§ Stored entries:

━━━━

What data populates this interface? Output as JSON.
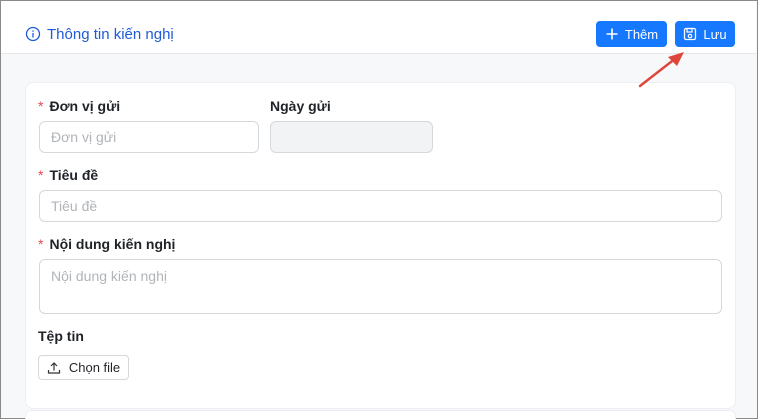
{
  "header": {
    "title": "Thông tin kiến nghị",
    "add_label": "Thêm",
    "save_label": "Lưu"
  },
  "form": {
    "sender_unit": {
      "label": "Đơn vị gửi",
      "required": true,
      "placeholder": "Đơn vị gửi",
      "value": ""
    },
    "send_date": {
      "label": "Ngày gửi",
      "required": false,
      "value": ""
    },
    "subject": {
      "label": "Tiêu đề",
      "required": true,
      "placeholder": "Tiêu đề",
      "value": ""
    },
    "content": {
      "label": "Nội dung kiến nghị",
      "required": true,
      "placeholder": "Nội dung kiến nghị",
      "value": ""
    },
    "attachment": {
      "label": "Tệp tin",
      "button_label": "Chọn file"
    }
  },
  "required_marker": "*",
  "colors": {
    "primary": "#1677ff",
    "title": "#1d5bd8",
    "required": "#e5484d",
    "annotation_arrow": "#e0453a"
  },
  "icons": {
    "title": "info-circle-icon",
    "add": "plus-icon",
    "save": "save-icon",
    "upload": "upload-icon"
  }
}
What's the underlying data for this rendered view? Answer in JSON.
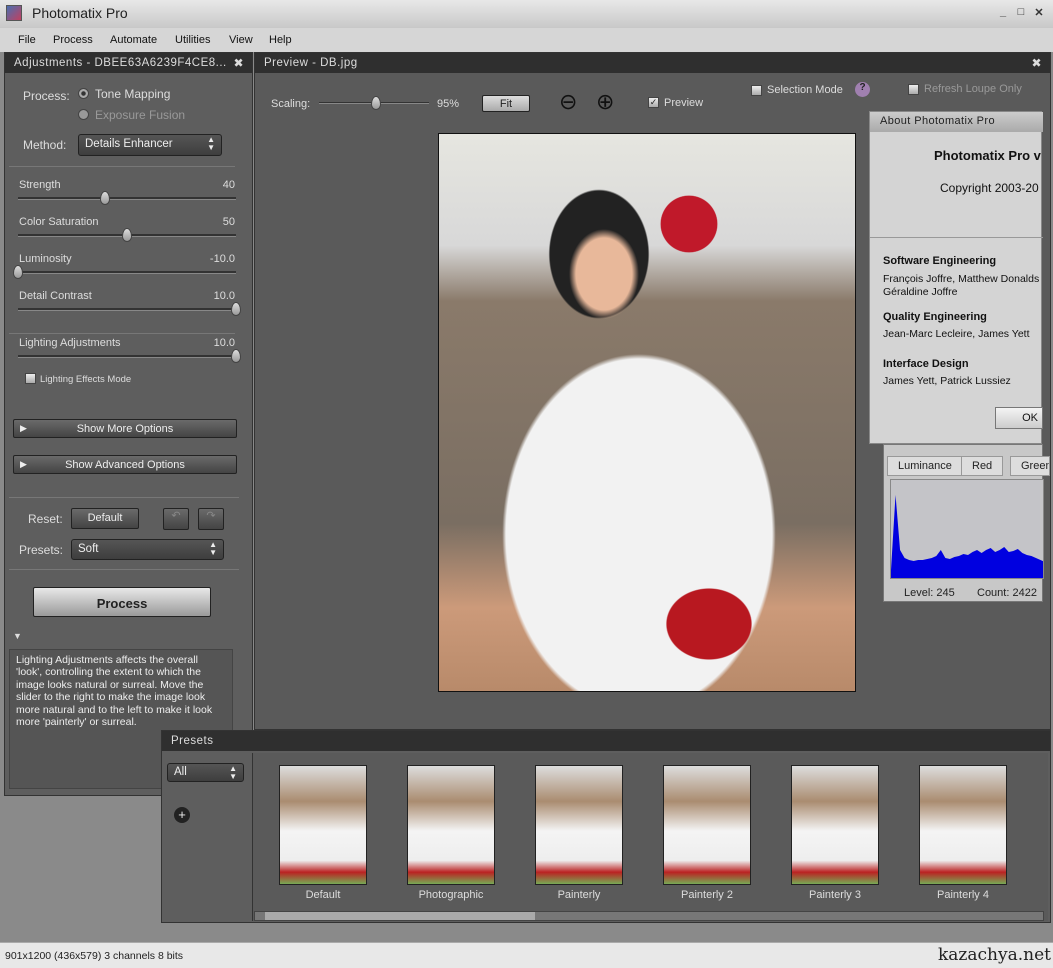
{
  "app": {
    "title": "Photomatix Pro"
  },
  "menu": [
    "File",
    "Process",
    "Automate",
    "Utilities",
    "View",
    "Help"
  ],
  "adjustments": {
    "header": "Adjustments - DBEE63A6239F4CE8...",
    "process_label": "Process:",
    "process_options": [
      {
        "label": "Tone Mapping",
        "selected": true
      },
      {
        "label": "Exposure Fusion",
        "selected": false
      }
    ],
    "method_label": "Method:",
    "method_value": "Details Enhancer",
    "sliders": [
      {
        "label": "Strength",
        "value": "40",
        "num": 40,
        "min": 0,
        "max": 100
      },
      {
        "label": "Color Saturation",
        "value": "50",
        "num": 50,
        "min": 0,
        "max": 100
      },
      {
        "label": "Luminosity",
        "value": "-10.0",
        "num": -10,
        "min": -10,
        "max": 10
      },
      {
        "label": "Detail Contrast",
        "value": "10.0",
        "num": 10,
        "min": -10,
        "max": 10
      },
      {
        "label": "Lighting Adjustments",
        "value": "10.0",
        "num": 10,
        "min": -10,
        "max": 10
      }
    ],
    "lighting_effects_mode": "Lighting Effects Mode",
    "show_more": "Show More Options",
    "show_advanced": "Show Advanced Options",
    "reset_label": "Reset:",
    "default_btn": "Default",
    "presets_label": "Presets:",
    "presets_value": "Soft",
    "process_btn": "Process",
    "help_text": "Lighting Adjustments affects the overall 'look', controlling the extent to which the image looks natural or surreal. Move the slider to the right to make the image look more natural and to the left to make it look more 'painterly' or surreal."
  },
  "preview": {
    "header": "Preview - DB.jpg",
    "scaling_label": "Scaling:",
    "scaling_value": "95%",
    "scaling_num": 95,
    "fit": "Fit",
    "preview_label": "Preview",
    "preview_checked": true,
    "selection_mode": "Selection Mode",
    "refresh_loupe": "Refresh Loupe Only"
  },
  "about": {
    "title": "About Photomatix Pro",
    "product": "Photomatix Pro v",
    "copyright": "Copyright 2003-20",
    "sections": [
      {
        "heading": "Software Engineering",
        "names": "François Joffre, Matthew Donalds",
        "names2": "Géraldine Joffre"
      },
      {
        "heading": "Quality Engineering",
        "names": "Jean-Marc Lecleire, James Yett"
      },
      {
        "heading": "Interface Design",
        "names": "James Yett, Patrick Lussiez"
      }
    ],
    "ok": "OK"
  },
  "histogram": {
    "tabs": [
      "Luminance",
      "Red",
      "Green"
    ],
    "level": "Level: 245",
    "count": "Count: 2422",
    "color": "#0000e0",
    "shape": [
      0.1,
      0.85,
      0.3,
      0.22,
      0.2,
      0.19,
      0.2,
      0.2,
      0.21,
      0.22,
      0.24,
      0.3,
      0.22,
      0.21,
      0.23,
      0.24,
      0.26,
      0.25,
      0.28,
      0.3,
      0.27,
      0.3,
      0.32,
      0.28,
      0.3,
      0.33,
      0.28,
      0.29,
      0.31,
      0.27,
      0.25,
      0.24,
      0.22,
      0.2,
      0.18
    ]
  },
  "presets": {
    "header": "Presets",
    "filter": "All",
    "items": [
      {
        "label": "Default"
      },
      {
        "label": "Photographic"
      },
      {
        "label": "Painterly"
      },
      {
        "label": "Painterly 2"
      },
      {
        "label": "Painterly 3"
      },
      {
        "label": "Painterly 4"
      }
    ]
  },
  "status": {
    "text": "901x1200 (436x579) 3 channels 8 bits",
    "watermark": "kazachya.net"
  }
}
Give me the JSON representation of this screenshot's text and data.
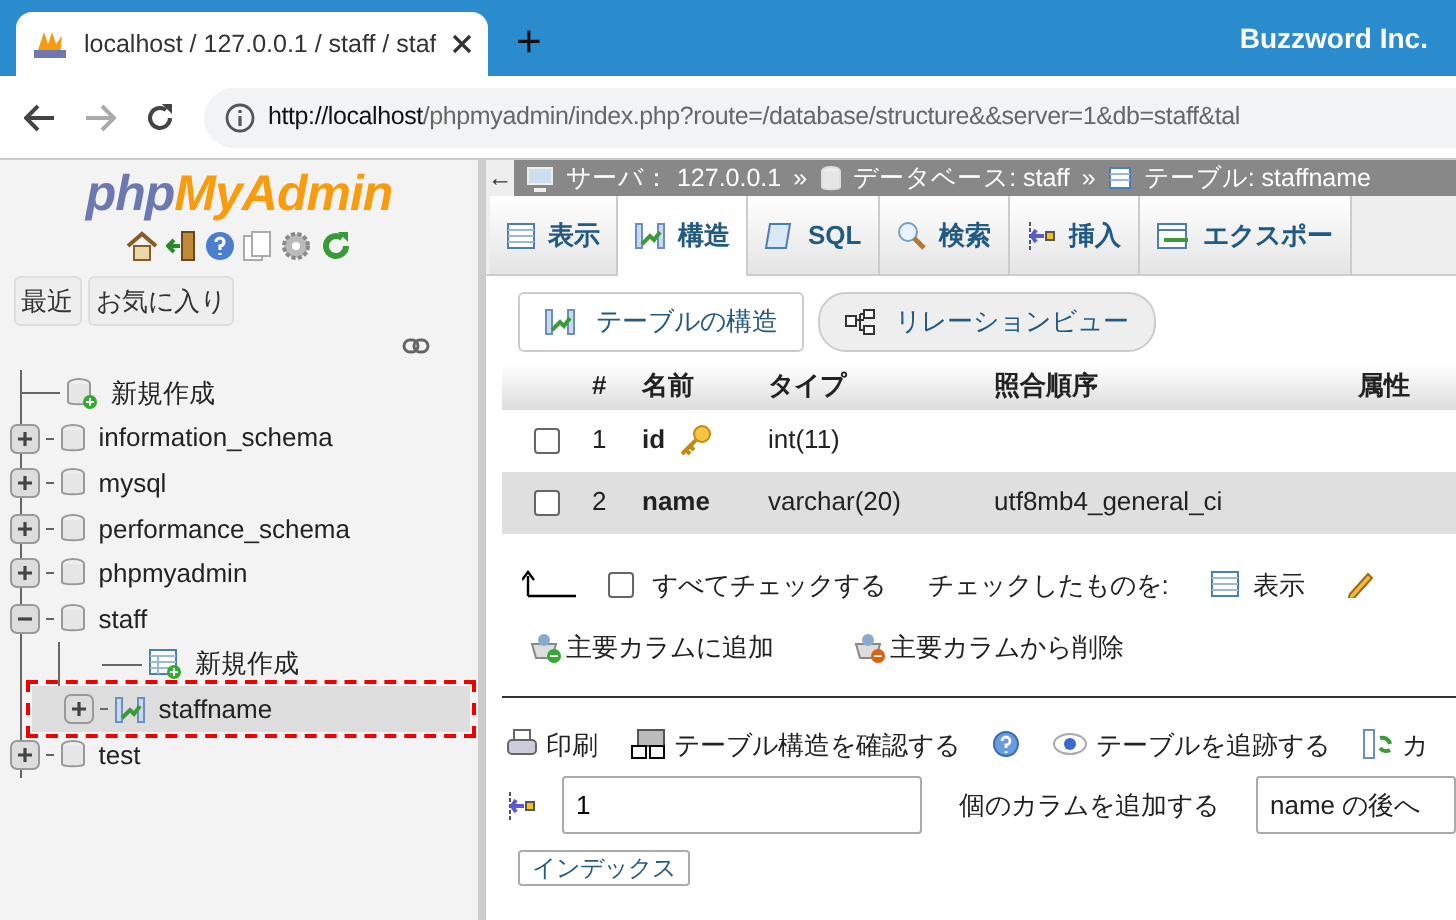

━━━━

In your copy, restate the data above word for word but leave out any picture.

What data populates this interface? Output as JSON.
{
  "header": {
    "title": "Thông tin kiến nghị",
    "add_label": "Thêm",
    "save_label": "Lưu"
  },
  "form": {
    "sender_unit": {
      "label": "Đơn vị gửi",
      "required": true,
      "placeholder": "Đơn vị gửi",
      "value": ""
    },
    "send_date": {
      "label": "Ngày gửi",
      "required": false,
      "value": ""
    },
    "subject": {
      "label": "Tiêu đề",
      "required": true,
      "placeholder": "Tiêu đề",
      "value": ""
    },
    "content": {
      "label": "Nội dung kiến nghị",
      "required": true,
      "placeholder": "Nội dung kiến nghị",
      "value": ""
    },
    "attachment": {
      "label": "Tệp tin",
      "button_label": "Chọn file"
    }
  },
  "required_marker": "*",
  "colors": {
    "primary": "#1677ff",
    "title": "#1d5bd8",
    "required": "#e5484d",
    "annotation_arrow": "#e0453a"
  },
  "icons": {
    "title": "info-circle-icon",
    "add": "plus-icon",
    "save": "save-icon",
    "upload": "upload-icon"
  }
}
What's the underlying data for this rendered view? Answer in JSON.
{
  "app": {
    "title": "Photomatix Pro"
  },
  "menu": [
    "File",
    "Process",
    "Automate",
    "Utilities",
    "View",
    "Help"
  ],
  "adjustments": {
    "header": "Adjustments - DBEE63A6239F4CE8...",
    "process_label": "Process:",
    "process_options": [
      {
        "label": "Tone Mapping",
        "selected": true
      },
      {
        "label": "Exposure Fusion",
        "selected": false
      }
    ],
    "method_label": "Method:",
    "method_value": "Details Enhancer",
    "sliders": [
      {
        "label": "Strength",
        "value": "40",
        "num": 40,
        "min": 0,
        "max": 100
      },
      {
        "label": "Color Saturation",
        "value": "50",
        "num": 50,
        "min": 0,
        "max": 100
      },
      {
        "label": "Luminosity",
        "value": "-10.0",
        "num": -10,
        "min": -10,
        "max": 10
      },
      {
        "label": "Detail Contrast",
        "value": "10.0",
        "num": 10,
        "min": -10,
        "max": 10
      },
      {
        "label": "Lighting Adjustments",
        "value": "10.0",
        "num": 10,
        "min": -10,
        "max": 10
      }
    ],
    "lighting_effects_mode": "Lighting Effects Mode",
    "show_more": "Show More Options",
    "show_advanced": "Show Advanced Options",
    "reset_label": "Reset:",
    "default_btn": "Default",
    "presets_label": "Presets:",
    "presets_value": "Soft",
    "process_btn": "Process",
    "help_text": "Lighting Adjustments affects the overall 'look', controlling the extent to which the image looks natural or surreal. Move the slider to the right to make the image look more natural and to the left to make it look more 'painterly' or surreal."
  },
  "preview": {
    "header": "Preview - DB.jpg",
    "scaling_label": "Scaling:",
    "scaling_value": "95%",
    "scaling_num": 95,
    "fit": "Fit",
    "preview_label": "Preview",
    "preview_checked": true,
    "selection_mode": "Selection Mode",
    "refresh_loupe": "Refresh Loupe Only"
  },
  "about": {
    "title": "About Photomatix Pro",
    "product": "Photomatix Pro v",
    "copyright": "Copyright 2003-20",
    "sections": [
      {
        "heading": "Software Engineering",
        "names": "François Joffre, Matthew Donalds",
        "names2": "Géraldine Joffre"
      },
      {
        "heading": "Quality Engineering",
        "names": "Jean-Marc Lecleire, James Yett"
      },
      {
        "heading": "Interface Design",
        "names": "James Yett, Patrick Lussiez"
      }
    ],
    "ok": "OK"
  },
  "histogram": {
    "tabs": [
      "Luminance",
      "Red",
      "Green"
    ],
    "level": "Level: 245",
    "count": "Count: 2422",
    "color": "#0000e0",
    "shape": [
      0.1,
      0.85,
      0.3,
      0.22,
      0.2,
      0.19,
      0.2,
      0.2,
      0.21,
      0.22,
      0.24,
      0.3,
      0.22,
      0.21,
      0.23,
      0.24,
      0.26,
      0.25,
      0.28,
      0.3,
      0.27,
      0.3,
      0.32,
      0.28,
      0.3,
      0.33,
      0.28,
      0.29,
      0.31,
      0.27,
      0.25,
      0.24,
      0.22,
      0.2,
      0.18
    ]
  },
  "presets": {
    "header": "Presets",
    "filter": "All",
    "items": [
      {
        "label": "Default"
      },
      {
        "label": "Photographic"
      },
      {
        "label": "Painterly"
      },
      {
        "label": "Painterly 2"
      },
      {
        "label": "Painterly 3"
      },
      {
        "label": "Painterly 4"
      }
    ]
  },
  "status": {
    "text": "901x1200 (436x579) 3 channels 8 bits",
    "watermark": "kazachya.net"
  }
}
Give me the JSON representation of this screenshot's text and data.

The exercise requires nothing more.